Congratulations to each and every participant!

Celebrating the 50th Anniversary!

Heliconia collinsiana (Accession #659590, July 3, 1965), watercolor by Suzanne Stutzman

The construction of the 11,500 square foot Boettcher Memorial Tropical Conservatory  started in 1964 and the Edna and Claude Boettcher Memorial Conservatory was formally dedicated in  January 16, 1966.
More than 600 tropical species and varieties were acquired to the new conservatory in 1965. Of those original plants we have a number left in the conservatory. The School of Botanical Art and Illustration designed four cards (available in the Gardens' gift shop) to celebrate this event.  More...
Cecropia peltata (Accession #650493, May 6, 1965), hand-colored etching by Vanessa Martin.

Hibiscus rosa-sinensis 'Scarlet Giant' (Accession #650163, July 15, 1965), colored pencil and graphite by Judy Vanderbosch

 This is the only conservatory in the country made of cast-in place concrete. Piper auritum, graphite by Randy Raak

Thursday, February 18, 2016

Jewelry Boxes and more -

Debra Ackley, entry level Colored Pencil
At the entry level colored pencil we create "jewelry boxes" which are great not only for leaning the basics about the medium but also develop the eye for composition. 
If you follow this link you can see random examples from that class and also examples from other color media classes inspired either of exotic fruits, medieval medicine or botanical realism.

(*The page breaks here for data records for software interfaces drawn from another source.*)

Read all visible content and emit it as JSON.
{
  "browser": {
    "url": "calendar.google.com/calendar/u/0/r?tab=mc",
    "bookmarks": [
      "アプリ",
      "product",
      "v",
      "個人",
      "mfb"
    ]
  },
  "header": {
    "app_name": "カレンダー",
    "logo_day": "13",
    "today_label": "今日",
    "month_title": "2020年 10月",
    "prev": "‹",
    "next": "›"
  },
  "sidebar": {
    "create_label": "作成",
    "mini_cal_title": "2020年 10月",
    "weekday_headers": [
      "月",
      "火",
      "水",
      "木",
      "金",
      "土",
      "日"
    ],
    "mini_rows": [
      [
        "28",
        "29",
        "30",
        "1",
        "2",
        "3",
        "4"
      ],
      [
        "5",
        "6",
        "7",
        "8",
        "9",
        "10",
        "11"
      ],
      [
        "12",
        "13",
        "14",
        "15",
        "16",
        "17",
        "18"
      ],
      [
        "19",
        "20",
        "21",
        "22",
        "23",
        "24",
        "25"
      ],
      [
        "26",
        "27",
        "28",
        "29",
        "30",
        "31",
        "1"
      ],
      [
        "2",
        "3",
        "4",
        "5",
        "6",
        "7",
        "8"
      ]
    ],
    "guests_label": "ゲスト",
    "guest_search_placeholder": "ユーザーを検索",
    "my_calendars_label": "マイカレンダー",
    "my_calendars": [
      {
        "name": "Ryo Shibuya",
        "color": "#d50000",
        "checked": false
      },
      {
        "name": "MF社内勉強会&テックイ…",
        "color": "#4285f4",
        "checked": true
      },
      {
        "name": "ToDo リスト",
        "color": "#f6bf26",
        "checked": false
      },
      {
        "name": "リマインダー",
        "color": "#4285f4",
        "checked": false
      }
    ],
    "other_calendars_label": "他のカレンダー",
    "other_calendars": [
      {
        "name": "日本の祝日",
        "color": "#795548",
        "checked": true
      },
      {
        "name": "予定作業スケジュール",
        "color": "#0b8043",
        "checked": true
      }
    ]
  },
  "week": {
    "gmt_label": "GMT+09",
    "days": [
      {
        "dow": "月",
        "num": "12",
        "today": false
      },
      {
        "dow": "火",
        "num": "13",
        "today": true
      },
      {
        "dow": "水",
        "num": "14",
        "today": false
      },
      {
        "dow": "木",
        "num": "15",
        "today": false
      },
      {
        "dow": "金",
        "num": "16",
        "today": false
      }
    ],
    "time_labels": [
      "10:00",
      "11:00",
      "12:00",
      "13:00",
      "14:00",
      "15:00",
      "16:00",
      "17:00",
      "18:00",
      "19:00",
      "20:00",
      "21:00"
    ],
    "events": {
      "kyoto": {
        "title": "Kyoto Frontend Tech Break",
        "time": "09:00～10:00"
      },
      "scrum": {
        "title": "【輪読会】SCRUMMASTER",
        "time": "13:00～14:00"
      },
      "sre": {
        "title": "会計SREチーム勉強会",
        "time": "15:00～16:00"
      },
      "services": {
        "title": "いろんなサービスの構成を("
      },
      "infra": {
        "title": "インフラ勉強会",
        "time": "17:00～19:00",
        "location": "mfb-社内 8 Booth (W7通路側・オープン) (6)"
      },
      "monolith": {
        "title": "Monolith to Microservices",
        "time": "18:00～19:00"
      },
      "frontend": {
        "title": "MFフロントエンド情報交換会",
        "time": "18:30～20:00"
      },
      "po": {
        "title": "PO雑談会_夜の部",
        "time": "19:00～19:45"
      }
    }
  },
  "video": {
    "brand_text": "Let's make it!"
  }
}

Botanical realism, Barbara Churchley, watercolor

Thursday, February 11, 2016

Painted Sky is out

Painted Sky: 106 Artists of the Rocky Mountain West by E. Ashley Rooney has recently published by Schiffer Publishing.
Vanessa Martin and Mary McCauley  from our BI-community are featured among the 106 contemporary artists from six different western states. Vanessa is mainly a watercolor artist and Mary applies her botanical illustration skills to fiber art.
Arpeggio, cotton fabrics and thread by Mary McCauley

Yucca glauca, watercolor by Vanessa Martin

Sunday, February 7, 2016

Cafe Botanique with Kathleen Cain, Wednesday February 10, 6:30-8 p.m.

The Secret Star: A Closer Look at Cottonwoods
Kathleen Cain
In an interactive show-and-tell, Colorado author Kathleen Cain shares materials she collected while researching cottonwood trees. The treasures include photos of the former National Plains Cottonwood Champion near Hygiene and hands-on instruction in how to "read" a twig. 

Kathleen Cain is the author of “The Cottonwood Tree: An American Champion,” published by Johnson Books in 2007 and is nominated for a Colorado Book Award. She is also a published poet, essayist and member of Denver Botanic Gardens, with an active interest in nature.

Gates Hall
Wednesday February 10, 6:30-8 p.m.
Reserve your seat, click here

Wednesday, February 3, 2016

Strength of Black and White

Anne-Maria Nishi, pen and ink; please click to enlarge
There is no color needed to tell the story of these pieces. To see more (mostly graphite) illustrations from our recent classes, please click here.

 Tillansia duratii by Aaron Sedivy, graphite -  please click to enlarge